Five podcast episodes to listen to during Black History Month
Over the years, I have done a number of podcasts about Black cinema and the incredible diversity it contains. Those podcasts have also extended beyond movies to include comics, academia and history. I firmly believe that pop culture can be a great means of opening our eyes to new things and new perspectives. It can help us become more empathetic, make history more accessible and engage us in compelling ways.
For Black History Month, here are five Cinema Junkie episodes about Black culture and history.
'The Black Panther Party,' part one and two
In Part One, author David F. Walker ("Bitter Root," "Shaft," "The Life of Frederick Douglas") discusses what inspired his book: "The Black Panther Party," the historical context (including the Kerner Commission Report), and its illustrations by Marcus Kwame Anderson. In Part Two, we extend the conversation to the film "Judas and the Black Messiah," which tells the story of Black Panther leader Fred Hampton.
For Black History Month I am dedicating a two-part podcast to the Black Panthers and speaking with author David F. Walker ("Bitter Root," "Shaft," "The Life of Frederick Douglas") about his new graphic novel "The Black Panther Party." In Part One, we discuss what inspired the book, about historical context (including the Kerner Commission Report), and about Marcus Kwame Anderson who illustrated the book. In Part Two we extend the conversation to the new film "Judas and the Black Messiah."
My celebration of Black History Month continues with Part Two of my interview with David F. Walker, author of the new graphic novel "The Black Panther Party." We finish our discussion about the Black Panthers with a focus on their social programs and how the FBI infiltrated the organization from its very beginning in order to bring it down. This leads into our discussion of the new film "Judas and the Black Messiah" that just started streaming on HBO Max. The film looks to Black Panther member Fred Hampton, his murder, and FBI informant William O'Neal.

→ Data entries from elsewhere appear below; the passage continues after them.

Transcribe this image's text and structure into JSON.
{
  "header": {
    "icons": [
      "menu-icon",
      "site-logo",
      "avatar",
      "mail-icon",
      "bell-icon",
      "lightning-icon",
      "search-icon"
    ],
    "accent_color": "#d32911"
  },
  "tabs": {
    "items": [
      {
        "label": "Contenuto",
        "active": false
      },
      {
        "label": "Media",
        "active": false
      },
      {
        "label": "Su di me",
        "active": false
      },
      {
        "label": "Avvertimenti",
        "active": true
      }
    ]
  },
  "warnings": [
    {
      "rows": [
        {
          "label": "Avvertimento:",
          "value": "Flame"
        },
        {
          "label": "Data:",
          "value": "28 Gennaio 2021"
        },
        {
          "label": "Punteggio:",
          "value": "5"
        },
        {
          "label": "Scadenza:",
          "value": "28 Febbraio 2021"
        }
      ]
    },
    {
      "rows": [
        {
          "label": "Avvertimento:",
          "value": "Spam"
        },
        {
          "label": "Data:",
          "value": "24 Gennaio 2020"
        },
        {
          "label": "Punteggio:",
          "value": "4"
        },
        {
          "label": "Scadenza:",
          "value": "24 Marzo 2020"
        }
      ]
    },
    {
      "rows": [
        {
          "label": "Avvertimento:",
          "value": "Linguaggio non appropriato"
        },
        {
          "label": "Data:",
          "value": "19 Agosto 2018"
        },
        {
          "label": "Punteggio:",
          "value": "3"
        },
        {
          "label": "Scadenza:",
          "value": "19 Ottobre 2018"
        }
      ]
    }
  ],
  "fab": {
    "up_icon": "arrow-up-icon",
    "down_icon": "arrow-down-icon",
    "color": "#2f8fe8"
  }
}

I love Blaxploitation Cinema, but it is too often dismissed as "low-brow." In its heyday of the 1970s, these were films made for a Black audience, and they served up Black characters who were driving the stories and the action. They were not merely reacting to the white characters or were in supporting sidekick roles to white stars. Walker joins me again for the discussion.
Film Struck is showcasing eight classics of Blaxploitation Cinema so it's time to revisit the Cinema Junkie Podcast featuring David Walker, writer of the "Shaft" comic books. Walker loves the Blaxploitation films of the 1970s and says we're due for Blaxploitation 2.0.
Black people and a sense of place
Caroline Collins, a post-doctoral fellow in the department of communication at UC San Diego, discusses films about Black people and a sense of place. We discuss films such as "Daughters of the Dust," "Eve’s Bayou," "Get Out," "Sorry To Bother You," "Last Black Man in San Francisco," and "Black Panther." We also discuss how each of those films defines a connection to the land or a place.
To close out Black History Month I will be speaking with Caroline Collins, a post doctoral fellow in the department of Communication at UC San Diego, about films that look to Black people and a sense of place. We discuss films such as "Daughters of the Dust," "Eve’s Bayou," "Get Out," "Sorry To Bother You," "Last Black Man in San Francisco," and "Black Panther," and look to how each of those films defines a connection to the land or a place. She says, "There's just so much that we learn about ourselves and each other through the medium of film and through popular culture. [I hope you] watch films that you might not feel are something you would normally watch and really think about 'How are these films helping to shape your understanding of your rootedness or disconnectivity to a place?' And how might you be able to rethink your own relationship to your place through the films that you're watching?"
Black Comix and Scary Black Folks
Keithan Jones, the founder of Kid Comics and Black Comix Day, talks about comic book movies, and John Jennings, professor of Media & Cultural Studies at UC Riverside, discusses his Scary Black Folks collective and EthnoGothic horror films. Jennings will be on the "Get Shooked: New Masters of Horror" panel at Black Comix Day on Feb. 12 at 1 p.m.
Cinema Junkie celebrates Black History Month by speaking with Keithan Jones, founder of Black Comix Day, about black comics and movies, and professor John Jennings about a new collective called Scary Black Folks.